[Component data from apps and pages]
▬▬▬▬▬▬▬▬▬▬

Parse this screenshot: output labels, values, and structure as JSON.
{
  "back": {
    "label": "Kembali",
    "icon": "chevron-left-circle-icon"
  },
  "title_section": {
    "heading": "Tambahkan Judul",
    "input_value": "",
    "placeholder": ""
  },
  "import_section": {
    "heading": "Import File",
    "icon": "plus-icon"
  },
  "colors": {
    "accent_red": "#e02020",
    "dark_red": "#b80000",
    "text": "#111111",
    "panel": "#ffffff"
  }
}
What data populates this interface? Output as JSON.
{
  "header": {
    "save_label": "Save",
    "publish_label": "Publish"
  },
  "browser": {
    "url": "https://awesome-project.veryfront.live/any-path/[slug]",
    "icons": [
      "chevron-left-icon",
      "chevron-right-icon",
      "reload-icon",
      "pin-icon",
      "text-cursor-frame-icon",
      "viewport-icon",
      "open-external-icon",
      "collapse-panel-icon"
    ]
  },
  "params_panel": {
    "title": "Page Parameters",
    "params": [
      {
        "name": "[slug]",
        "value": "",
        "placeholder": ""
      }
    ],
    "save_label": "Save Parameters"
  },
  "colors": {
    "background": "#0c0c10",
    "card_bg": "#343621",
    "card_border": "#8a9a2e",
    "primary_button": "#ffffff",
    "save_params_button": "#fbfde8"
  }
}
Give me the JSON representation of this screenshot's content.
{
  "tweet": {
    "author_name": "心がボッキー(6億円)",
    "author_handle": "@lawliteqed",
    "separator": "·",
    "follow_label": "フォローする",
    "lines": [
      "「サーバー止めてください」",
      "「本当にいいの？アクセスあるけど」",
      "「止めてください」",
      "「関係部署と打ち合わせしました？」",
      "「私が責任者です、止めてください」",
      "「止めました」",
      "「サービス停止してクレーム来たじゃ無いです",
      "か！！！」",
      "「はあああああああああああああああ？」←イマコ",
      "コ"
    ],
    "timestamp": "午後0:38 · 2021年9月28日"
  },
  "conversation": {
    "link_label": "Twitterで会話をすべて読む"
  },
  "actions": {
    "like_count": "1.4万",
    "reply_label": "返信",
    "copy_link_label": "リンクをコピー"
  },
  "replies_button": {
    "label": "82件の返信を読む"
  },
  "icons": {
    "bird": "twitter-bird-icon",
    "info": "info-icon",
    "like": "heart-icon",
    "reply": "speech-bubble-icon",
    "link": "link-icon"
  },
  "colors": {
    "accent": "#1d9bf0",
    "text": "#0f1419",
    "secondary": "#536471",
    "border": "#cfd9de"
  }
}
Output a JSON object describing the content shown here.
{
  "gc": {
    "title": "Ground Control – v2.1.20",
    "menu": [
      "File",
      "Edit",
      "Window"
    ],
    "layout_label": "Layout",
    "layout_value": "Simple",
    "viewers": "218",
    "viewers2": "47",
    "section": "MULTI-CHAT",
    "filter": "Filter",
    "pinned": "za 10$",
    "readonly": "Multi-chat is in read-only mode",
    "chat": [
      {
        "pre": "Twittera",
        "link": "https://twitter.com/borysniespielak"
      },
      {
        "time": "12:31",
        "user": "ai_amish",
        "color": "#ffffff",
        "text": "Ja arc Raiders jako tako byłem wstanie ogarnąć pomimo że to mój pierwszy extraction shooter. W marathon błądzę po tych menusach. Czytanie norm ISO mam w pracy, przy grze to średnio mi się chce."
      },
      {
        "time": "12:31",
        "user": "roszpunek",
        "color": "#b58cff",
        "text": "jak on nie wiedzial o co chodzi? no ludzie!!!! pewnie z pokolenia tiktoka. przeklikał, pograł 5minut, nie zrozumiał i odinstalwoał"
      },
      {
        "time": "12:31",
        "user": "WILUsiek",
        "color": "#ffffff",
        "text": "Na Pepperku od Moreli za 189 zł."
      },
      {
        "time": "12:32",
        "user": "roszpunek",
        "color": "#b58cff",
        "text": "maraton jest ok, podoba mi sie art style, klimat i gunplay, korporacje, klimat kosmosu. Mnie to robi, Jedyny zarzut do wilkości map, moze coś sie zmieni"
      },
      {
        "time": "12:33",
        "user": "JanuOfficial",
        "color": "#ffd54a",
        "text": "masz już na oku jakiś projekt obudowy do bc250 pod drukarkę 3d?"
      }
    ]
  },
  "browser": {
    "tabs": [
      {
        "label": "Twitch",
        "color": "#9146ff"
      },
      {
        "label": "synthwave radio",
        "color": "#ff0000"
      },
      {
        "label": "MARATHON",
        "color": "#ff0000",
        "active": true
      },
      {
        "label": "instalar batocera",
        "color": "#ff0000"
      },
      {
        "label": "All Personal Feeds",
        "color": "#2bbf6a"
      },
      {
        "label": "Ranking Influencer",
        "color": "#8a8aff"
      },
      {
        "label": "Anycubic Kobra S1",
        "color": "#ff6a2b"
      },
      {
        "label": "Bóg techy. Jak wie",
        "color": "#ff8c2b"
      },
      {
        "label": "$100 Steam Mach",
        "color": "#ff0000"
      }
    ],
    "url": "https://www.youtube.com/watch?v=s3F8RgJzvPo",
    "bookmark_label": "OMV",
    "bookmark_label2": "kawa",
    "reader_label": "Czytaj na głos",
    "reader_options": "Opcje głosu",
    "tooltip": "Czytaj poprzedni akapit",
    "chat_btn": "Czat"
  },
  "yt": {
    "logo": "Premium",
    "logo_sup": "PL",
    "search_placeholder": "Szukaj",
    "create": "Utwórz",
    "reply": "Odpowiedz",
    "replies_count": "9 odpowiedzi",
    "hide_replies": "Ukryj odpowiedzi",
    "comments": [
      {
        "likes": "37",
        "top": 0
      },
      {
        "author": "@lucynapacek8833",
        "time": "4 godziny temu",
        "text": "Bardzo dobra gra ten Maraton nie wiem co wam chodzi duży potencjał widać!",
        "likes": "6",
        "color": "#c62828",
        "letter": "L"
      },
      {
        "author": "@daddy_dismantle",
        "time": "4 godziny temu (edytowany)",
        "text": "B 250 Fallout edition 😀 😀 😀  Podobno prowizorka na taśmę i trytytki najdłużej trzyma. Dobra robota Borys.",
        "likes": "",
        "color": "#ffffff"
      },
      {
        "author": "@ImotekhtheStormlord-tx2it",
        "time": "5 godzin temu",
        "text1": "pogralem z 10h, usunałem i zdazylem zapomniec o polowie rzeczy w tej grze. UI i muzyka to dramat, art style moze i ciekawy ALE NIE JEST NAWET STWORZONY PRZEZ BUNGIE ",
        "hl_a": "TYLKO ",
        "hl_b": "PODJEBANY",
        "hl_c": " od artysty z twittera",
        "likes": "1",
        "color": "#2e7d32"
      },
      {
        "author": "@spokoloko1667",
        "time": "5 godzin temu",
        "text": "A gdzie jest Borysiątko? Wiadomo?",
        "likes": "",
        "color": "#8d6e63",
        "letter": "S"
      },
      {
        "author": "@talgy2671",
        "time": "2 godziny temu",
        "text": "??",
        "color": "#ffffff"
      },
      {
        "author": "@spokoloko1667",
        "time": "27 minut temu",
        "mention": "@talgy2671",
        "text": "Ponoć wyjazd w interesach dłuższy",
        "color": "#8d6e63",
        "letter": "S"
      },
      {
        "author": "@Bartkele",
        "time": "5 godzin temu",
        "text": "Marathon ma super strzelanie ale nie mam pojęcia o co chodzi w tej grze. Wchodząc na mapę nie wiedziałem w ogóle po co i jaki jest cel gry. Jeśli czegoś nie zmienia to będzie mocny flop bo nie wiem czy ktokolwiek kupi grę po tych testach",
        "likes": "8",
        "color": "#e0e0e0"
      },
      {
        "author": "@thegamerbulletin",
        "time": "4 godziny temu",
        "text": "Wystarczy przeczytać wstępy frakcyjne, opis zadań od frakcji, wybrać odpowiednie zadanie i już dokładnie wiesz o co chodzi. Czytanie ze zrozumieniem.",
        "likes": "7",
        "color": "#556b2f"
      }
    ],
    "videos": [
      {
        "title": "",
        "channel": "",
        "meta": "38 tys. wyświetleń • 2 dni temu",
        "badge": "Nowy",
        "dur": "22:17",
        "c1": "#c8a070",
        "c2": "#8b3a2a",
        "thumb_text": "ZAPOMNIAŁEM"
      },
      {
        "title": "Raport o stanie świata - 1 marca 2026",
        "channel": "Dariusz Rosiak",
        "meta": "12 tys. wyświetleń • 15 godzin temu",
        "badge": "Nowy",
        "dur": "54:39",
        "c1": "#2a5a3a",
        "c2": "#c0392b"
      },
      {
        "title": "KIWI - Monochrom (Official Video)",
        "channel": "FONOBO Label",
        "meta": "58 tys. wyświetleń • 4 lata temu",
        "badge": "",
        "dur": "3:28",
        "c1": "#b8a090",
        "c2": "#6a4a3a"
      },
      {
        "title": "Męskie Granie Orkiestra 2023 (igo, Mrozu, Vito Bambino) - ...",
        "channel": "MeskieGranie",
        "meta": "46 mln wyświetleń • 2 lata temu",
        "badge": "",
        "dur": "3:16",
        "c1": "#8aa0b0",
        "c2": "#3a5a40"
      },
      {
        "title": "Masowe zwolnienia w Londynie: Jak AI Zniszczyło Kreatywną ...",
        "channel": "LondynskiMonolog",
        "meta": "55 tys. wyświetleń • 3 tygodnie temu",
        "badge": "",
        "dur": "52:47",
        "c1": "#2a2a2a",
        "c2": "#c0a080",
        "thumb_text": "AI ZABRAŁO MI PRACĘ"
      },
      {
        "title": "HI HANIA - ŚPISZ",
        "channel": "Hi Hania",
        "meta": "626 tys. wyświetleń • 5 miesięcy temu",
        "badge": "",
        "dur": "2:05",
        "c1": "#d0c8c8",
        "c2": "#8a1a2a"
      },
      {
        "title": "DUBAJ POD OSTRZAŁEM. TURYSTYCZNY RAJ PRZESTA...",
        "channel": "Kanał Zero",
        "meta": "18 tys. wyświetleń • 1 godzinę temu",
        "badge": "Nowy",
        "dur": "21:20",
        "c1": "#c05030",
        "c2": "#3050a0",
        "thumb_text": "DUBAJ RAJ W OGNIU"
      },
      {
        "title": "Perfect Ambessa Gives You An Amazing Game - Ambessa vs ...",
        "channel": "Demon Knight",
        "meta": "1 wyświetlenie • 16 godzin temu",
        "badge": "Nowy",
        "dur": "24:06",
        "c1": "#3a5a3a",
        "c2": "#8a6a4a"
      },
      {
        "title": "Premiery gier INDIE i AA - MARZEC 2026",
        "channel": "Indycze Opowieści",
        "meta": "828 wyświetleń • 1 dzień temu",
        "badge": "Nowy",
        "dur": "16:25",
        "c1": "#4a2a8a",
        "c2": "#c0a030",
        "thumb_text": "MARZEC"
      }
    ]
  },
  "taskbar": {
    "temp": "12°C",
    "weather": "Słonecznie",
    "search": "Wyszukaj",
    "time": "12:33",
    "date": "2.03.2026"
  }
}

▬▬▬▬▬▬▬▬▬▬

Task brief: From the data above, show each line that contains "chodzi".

Exercise result:
        "text": "jak on nie wiedzial o co chodzi? no ludzie!!!! pewnie z pokolenia tiktoka. przeklikał, pograł 5minut, nie zrozumiał i odinstalwoał"
        "text": "Bardzo dobra gra ten Maraton nie wiem co wam chodzi duży potencjał widać!",
        "text": "Marathon ma super strzelanie ale nie mam pojęcia o co chodzi w tej grze. Wchodząc na mapę nie wiedziałem w ogóle po co i jaki jest cel gry. Jeśli czegoś nie zmienia to będzie mocny flop bo nie wiem czy ktokolwiek kupi grę po tych testach",
        "text": "Wystarczy przeczytać wstępy frakcyjne, opis zadań od frakcji, wybrać odpowiednie zadanie i już dokładnie wiesz o co chodzi. Czytanie ze zrozumieniem.",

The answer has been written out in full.